I have been on a train several times and my bones are still in place!

As we see many schools either trying to embrace this technology in the classroom, or else push it all together, I wonder about how we parallel to the rest of society.  At one time, online banking was something that many people did not trust as a reliable way to use this service, but in my own life, I now can’t imagine not having this service.  If you look at the music industry, their reluctance to embrace this technology sooner rather than later has probably led them to losing a substantial amount of money. Itunes has helped with this but the damage that has been done through the continuous battle with record companies and ultimately, the consumer, has led to irreversible damage (watch RIP: A Remix Manifesto for a fascinating documentary on this and copyright laws). The difference is that in education, I am not worried about losing money; I am more worried about losing our kids.

We need to embrace this technology and give our students the opportunity to become not only consumers, but creators of information.  Bilton shares a FANTASTIC story of Malia Obama capturing her father’s inauguration on her own cell phone.

As the president awaited his swearing in, his ten-year-old daughter, Malia Obama, sat behind him taking pictures with her digital camera. There were literally hundreds of thousands of people taking pictures of that event—pictures of Barack Obama would appear on the front page of almost every newspaper and news website around the world—yet his daughter wanted to document the event through her own eyes.

Our children need to have the opportunity to be creators and tell their stories in ways that are meaningful and relevant to them.  At our school, we have made tremendous strides to give the power to our students to share these stories through the forms of blogs and different forms of media.  It is essential that our students continue to have power over their learning and how they create and share their own knowledge.

As I close this post, I leave you with the following quote from Bilton (definitely a must read) and a question:

You can lament the changes that are happening today—tomorrow’s history—convincing yourselves of the negatives and refusing to be a part of a constantly changing culture. Or you can shake off your technochondria and embrace and accept that the positive metamorphosis will continue to happen, as it has so many times before. Young people today are building a new language, not demolishing an old one.
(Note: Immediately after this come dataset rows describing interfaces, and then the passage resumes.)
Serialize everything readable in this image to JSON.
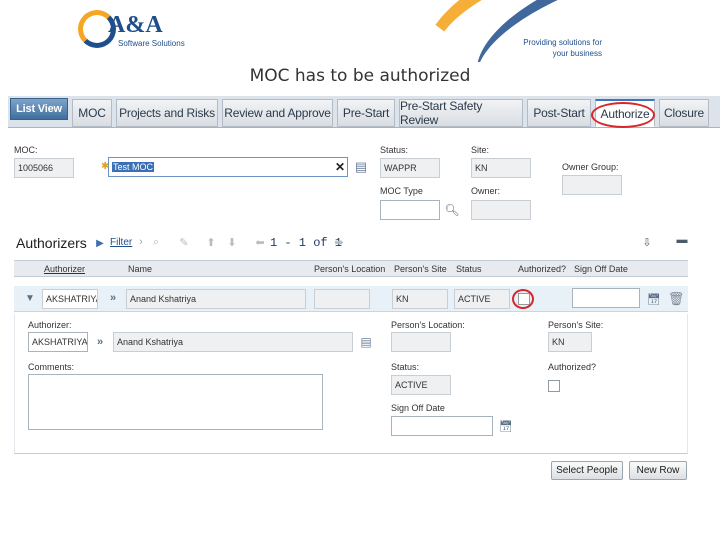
{
  "banner": {
    "company": "A&A",
    "company_sub": "Software Solutions",
    "tagline_1": "Providing solutions for",
    "tagline_2": "your business"
  },
  "slide_title": "MOC has to be authorized",
  "tabs": [
    "List View",
    "MOC",
    "Projects and Risks",
    "Review and Approve",
    "Pre-Start",
    "Pre-Start Safety Review",
    "Post-Start",
    "Authorize",
    "Closure"
  ],
  "active_tab": "Authorize",
  "form": {
    "moc_label": "MOC:",
    "moc_value": "1005066",
    "description_value": "Test MOC",
    "status_label": "Status:",
    "status_value": "WAPPR",
    "site_label": "Site:",
    "site_value": "KN",
    "owner_group_label": "Owner Group:",
    "owner_group_value": "",
    "moc_type_label": "MOC Type",
    "moc_type_value": "",
    "owner_label": "Owner:",
    "owner_value": ""
  },
  "authorizers": {
    "title": "Authorizers",
    "filter_label": "Filter",
    "pager": "1 - 1 of 1",
    "columns": [
      "Authorizer",
      "Name",
      "Person's Location",
      "Person's Site",
      "Status",
      "Authorized?",
      "Sign Off Date"
    ],
    "row": {
      "authorizer": "AKSHATRIYA",
      "name": "Anand Kshatriya",
      "location": "",
      "site": "KN",
      "status": "ACTIVE",
      "authorized": false,
      "sign_off_date": ""
    },
    "detail": {
      "authorizer_label": "Authorizer:",
      "authorizer_value": "AKSHATRIYA",
      "name_value": "Anand Kshatriya",
      "location_label": "Person's Location:",
      "location_value": "",
      "site_label": "Person's Site:",
      "site_value": "KN",
      "comments_label": "Comments:",
      "comments_value": "",
      "status_label": "Status:",
      "status_value": "ACTIVE",
      "authorized_label": "Authorized?",
      "authorized": false,
      "sign_off_label": "Sign Off Date",
      "sign_off_value": ""
    },
    "buttons": {
      "select_people": "Select People",
      "new_row": "New Row"
    }
  },
  "colors": {
    "accent_blue": "#1f4e8c",
    "accent_orange": "#f5a623",
    "highlight_circle": "#d9262c"
  }
}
And as you will soon see, developments like these new words are helping create significant and meaningful new communities and new relationships that are an essential part of our changing culture and our wireless future.

Which side are you on?